Jamaica Road

Jamaica Road, Southwark

Except for a one-way section at its far western end, Jamaica Road is a long stretch of dual carriageway snaking across north Bermondsey, parallel with the Thames

Hidden London: looking up at one of Jamaica Road's lamp posts
One of Jamaica Road­’s love­ly lamp posts

The road came into exis­tence in the sec­ond half of the 18th cen­tu­ry, when it was called (Bermond­sey) New Road. Its present iden­ti­ty derives from the trade that was car­ried on with Jamaica at the near­by docks, stock­ing ‘Lon­don’s larder’ with pro­vi­sions.

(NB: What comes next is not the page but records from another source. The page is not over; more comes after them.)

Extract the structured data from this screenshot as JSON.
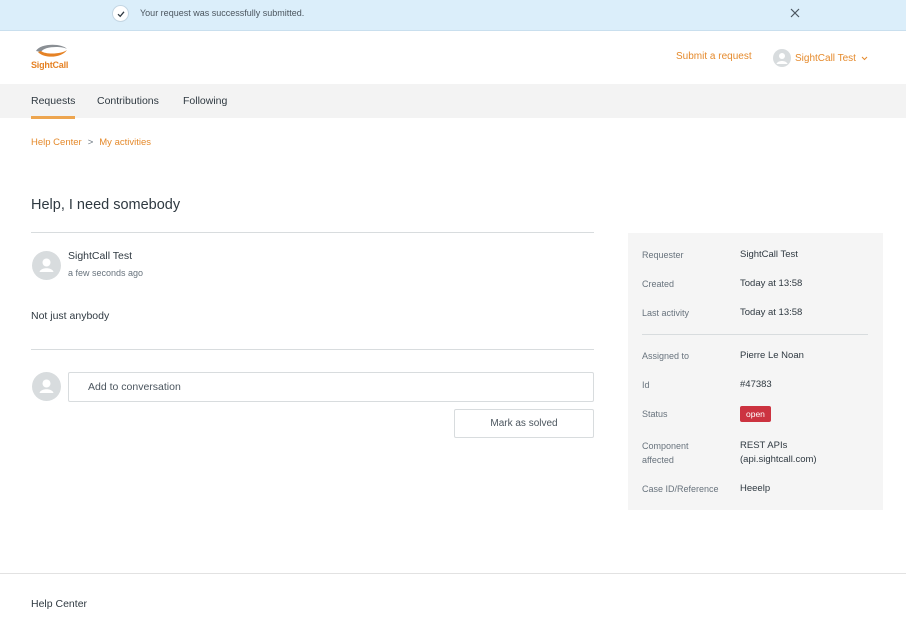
{
  "notice": {
    "message": "Your request was successfully submitted.",
    "icon": "check-icon",
    "close_icon": "close-icon"
  },
  "header": {
    "logo_text": "SightCall",
    "submit_link": "Submit a request",
    "user_name": "SightCall Test",
    "accent_color": "#e58a2c"
  },
  "nav": {
    "tabs": [
      {
        "label": "Requests",
        "active": true
      },
      {
        "label": "Contributions",
        "active": false
      },
      {
        "label": "Following",
        "active": false
      }
    ]
  },
  "breadcrumb": {
    "items": [
      "Help Center",
      "My activities"
    ],
    "separator": ">"
  },
  "request": {
    "title": "Help, I need somebody",
    "author": "SightCall Test",
    "time_ago": "a few seconds ago",
    "body": "Not just anybody",
    "comment_placeholder": "Add to conversation",
    "solve_button": "Mark as solved"
  },
  "details": {
    "requester": {
      "label": "Requester",
      "value": "SightCall Test"
    },
    "created": {
      "label": "Created",
      "value": "Today at 13:58"
    },
    "last_activity": {
      "label": "Last activity",
      "value": "Today at 13:58"
    },
    "assigned_to": {
      "label": "Assigned to",
      "value": "Pierre Le Noan"
    },
    "id": {
      "label": "Id",
      "value": "#47383"
    },
    "status": {
      "label": "Status",
      "value": "open",
      "color": "#cc3340"
    },
    "component": {
      "label_line1": "Component",
      "label_line2": "affected",
      "value_line1": "REST APIs",
      "value_line2": "(api.sightcall.com)"
    },
    "case_ref": {
      "label": "Case ID/Reference",
      "value": "Heeelp"
    }
  },
  "footer": {
    "text": "Help Center"
  }
}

The Salmon Youth Cen­tre on Old Jamaica Road takes its name from the Rev­erend Harold ‘Pa’ Salmon, who found­ed the Cam­bridge Med­ical Mis­sion Set­tle­ment on Jamaica Road in 1907, when slum hous­ing filled much of the vicin­i­ty and many res­i­dents lived in pover­ty and suf­fered poor health as a con­se­quence. Lat­er called the Cam­bridge Uni­ver­si­ty Mis­sion, many of its ear­ly staff were Chris­t­ian under­grad­u­ate vol­un­teers, often med­ical stu­dents.

The Most Holy Roman Catholic Trin­i­ty Church, in the angle of Jamaica Road and Dock­head, was rebuilt in 1960 after its pre­de­ces­sor, which had stood for more than a cen­tu­ry, was destroyed by a V2 rock­et in 1945. The neigh­bour­ing Con­vent of Mer­cy was rebuilt at the same time.

A hand­ful of ter­raced hous­es sur­vive on Jamaica Road from the ear­ly 19th cen­tu­ry but the major­i­ty of the area was rede­vel­oped with blocks of flats in the 1950s and 60s. The biggest project was the Dick­ens estate, west of George Row. Most of the area’s blocks are five- or sev­en-storeys tall. On the south side of Jamaica Road, the 22-storey Cas­by House, com­plet­ed in 1964, sticks out like a sore thumb.

Hous­ing asso­ci­a­tions have tak­en up where the munic­i­pal author­i­ties left off, build­ing flats and small hous­es, espe­cial­ly south of Jamaica Road.

Designed by Ian Ritchie Archi­tects and built in stain­less steel and con­crete, Bermond­sey Jubilee line sta­tion opened in 1999, a lit­tle to the east of Jamaica Road­’s mid­way point.

Unin­flu­enced by its name, Jamaica Road remained a pre­dom­i­nant­ly white British part of south Lon­don long after dis­tricts like Peck­ham and Brix­ton had become mul­tira­cial com­mu­ni­ties. Nowa­days, the pop­u­la­tion of the main local ward, River­side, is 48 per cent white British – still rel­a­tive­ly high com­pared with the rest of the bor­ough, except Dul­wich. The next most numer­ous eth­nic sub-group is of black African birth or descent.

In Bram Stoker’s Dracula, the Count has six ominous boxes of Transylvanian earth delivered to an address in Jamaica Lane, Bermondsey – by which the author presumably meant Jamaica Road or one of its sidestreets.

Postal districts: SE16 and SE1
Population: 14,390 (Riverside ward, 2011 census)
Station: Jubilee line (Bermondsey, zone 2)